The only thing that makes this slightly better is that it looks like the surgery went well and he does have a $2million insurance policy on a career ending injury.

Conflicts of interest in the real estate market

The real estate market fascinates me. Not only is real estate often the largest holding of many people, but the lack of liquidity, lack of transparency, and vested interests of various players tells us much about people and markets.

For instance, while some observers may balk at the idea that corporate managers would purposely fight transparency, we see much evidence of the same behavior by real estate brokers who fight to maintain their competitive advantage that the lack of transparency brings.
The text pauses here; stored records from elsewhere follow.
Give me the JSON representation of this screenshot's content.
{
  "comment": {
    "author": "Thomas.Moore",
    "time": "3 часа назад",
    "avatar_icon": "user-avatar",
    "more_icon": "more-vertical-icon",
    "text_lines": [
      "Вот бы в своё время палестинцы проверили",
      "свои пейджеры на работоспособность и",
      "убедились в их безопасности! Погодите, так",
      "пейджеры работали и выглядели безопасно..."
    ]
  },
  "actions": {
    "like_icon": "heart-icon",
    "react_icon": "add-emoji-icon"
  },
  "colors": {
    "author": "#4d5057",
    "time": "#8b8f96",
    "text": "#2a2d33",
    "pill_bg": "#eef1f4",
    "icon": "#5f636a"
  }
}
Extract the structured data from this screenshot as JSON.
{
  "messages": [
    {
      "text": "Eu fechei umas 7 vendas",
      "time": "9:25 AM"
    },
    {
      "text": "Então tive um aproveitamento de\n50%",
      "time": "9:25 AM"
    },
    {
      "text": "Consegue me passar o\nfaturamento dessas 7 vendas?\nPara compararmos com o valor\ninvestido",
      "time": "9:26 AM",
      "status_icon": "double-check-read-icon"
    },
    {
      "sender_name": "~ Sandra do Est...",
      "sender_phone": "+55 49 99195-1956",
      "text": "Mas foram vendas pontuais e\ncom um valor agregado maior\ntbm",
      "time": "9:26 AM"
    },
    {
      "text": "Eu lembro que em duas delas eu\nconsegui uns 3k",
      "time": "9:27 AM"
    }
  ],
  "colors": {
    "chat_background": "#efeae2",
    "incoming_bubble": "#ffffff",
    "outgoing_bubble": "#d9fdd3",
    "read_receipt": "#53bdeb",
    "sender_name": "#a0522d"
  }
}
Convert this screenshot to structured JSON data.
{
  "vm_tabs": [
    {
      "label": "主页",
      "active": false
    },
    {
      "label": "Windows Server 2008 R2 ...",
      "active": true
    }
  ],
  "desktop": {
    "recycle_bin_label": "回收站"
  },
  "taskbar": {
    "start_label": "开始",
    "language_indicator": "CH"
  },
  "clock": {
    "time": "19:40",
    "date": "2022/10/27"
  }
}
For instance, from the NY Times:

"The Internet has radically changed the way consumers buy books and airline tickets, trade stock and learn news. But the real estate industry has resisted change -- and protected its commission structure-- by controlling the information on its Multiple Listing Service database of properties for sale.

“You can find out more on the Internet about an eBay Beanie Baby than you can about a $1 million house,” said Glenn Kelman, chief executive of Redfin, a licensed broker in Washington State and California.

The M.L.S. is the only place that contains nearly all the homes for sale in a community. Only brokers can post there, but agents can also display selected information about a listing on their own Web sites and on"

Of course it is changing, albeit slowly (e.g. Zillow lists prices of most homes), but it sure is taking longer than many so-called experts would have expected.

Blogging problems

I am not sure what setting was wrong, but appears to be fixed now. I just got a new computer and for some reason, I could not post to FinanceProfessor...oh is fixed now.

Classes have started here and it seems that the weather knows it and has decided to get wet and cold.

I am teaching two advanced corp fin classes and two graduate introductory finance courses this semester. So it should be a good semester.

And now back to your regularly scheduled blog. :)